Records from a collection
......
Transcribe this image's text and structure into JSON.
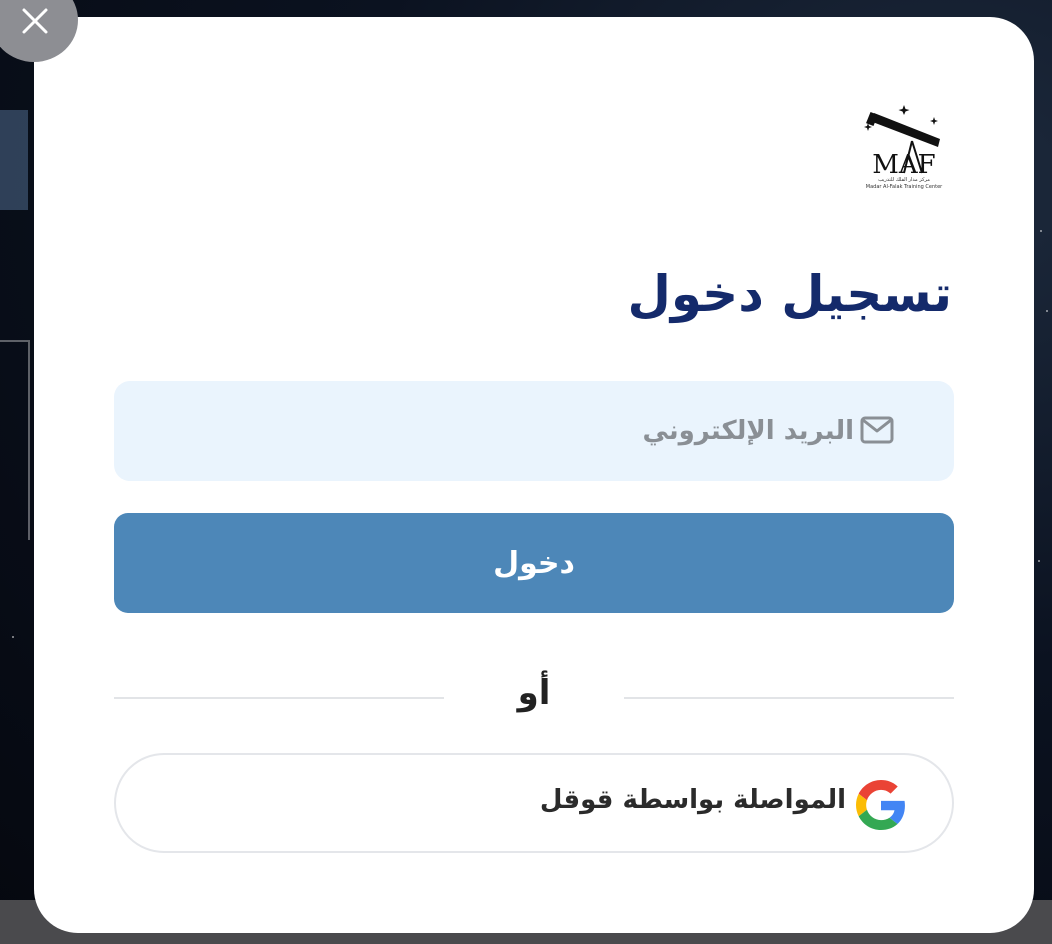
{
  "modal": {
    "logo_text": "MAF",
    "logo_caption_ar": "مركز مدار الفلك للتدريب",
    "logo_caption_en": "Madar Al-Falak Training Center",
    "title": "تسجيل دخول",
    "email": {
      "placeholder": "البريد الإلكتروني",
      "value": "",
      "icon": "mail-icon"
    },
    "login_button": "دخول",
    "divider_text": "أو",
    "google_button": {
      "label": "المواصلة بواسطة قوقل",
      "icon": "google-icon"
    },
    "close_icon": "close-icon"
  },
  "colors": {
    "title": "#142a6b",
    "primary_button": "#4d87b8",
    "input_background": "#eaf4fd",
    "modal_background": "#ffffff",
    "close_button": "#8d8e93"
  }
}
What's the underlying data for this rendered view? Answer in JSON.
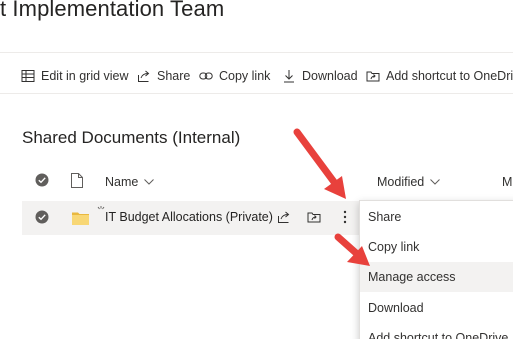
{
  "site": {
    "title": "t Implementation Team"
  },
  "commandbar": {
    "edit_grid": "Edit in grid view",
    "share": "Share",
    "copy_link": "Copy link",
    "download": "Download",
    "add_shortcut": "Add shortcut to OneDrive"
  },
  "library": {
    "title": "Shared Documents (Internal)"
  },
  "columns": {
    "name": "Name",
    "modified": "Modified",
    "modified_by": "M"
  },
  "row": {
    "name": "IT Budget Allocations (Private)"
  },
  "context_menu": {
    "items": [
      "Share",
      "Copy link",
      "Manage access",
      "Download",
      "Add shortcut to OneDrive"
    ],
    "highlighted": "Manage access"
  },
  "colors": {
    "annotation_arrow": "#e8413c",
    "folder": "#f8d775",
    "check_bg": "#605e5c",
    "hover_bg": "#f3f2f1"
  }
}
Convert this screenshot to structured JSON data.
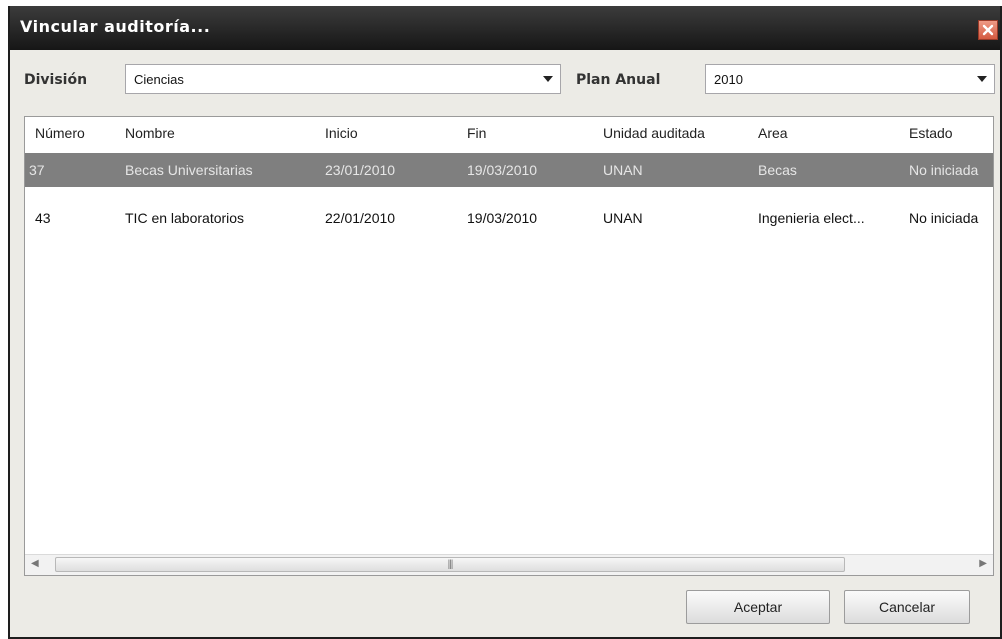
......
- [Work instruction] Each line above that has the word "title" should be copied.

- [Solution to this task]
    "title": "تسجيل دخول",
    "title": "#142a6b",
    "title": "t Implementation Team"
    "title": "Shared Documents (Internal)"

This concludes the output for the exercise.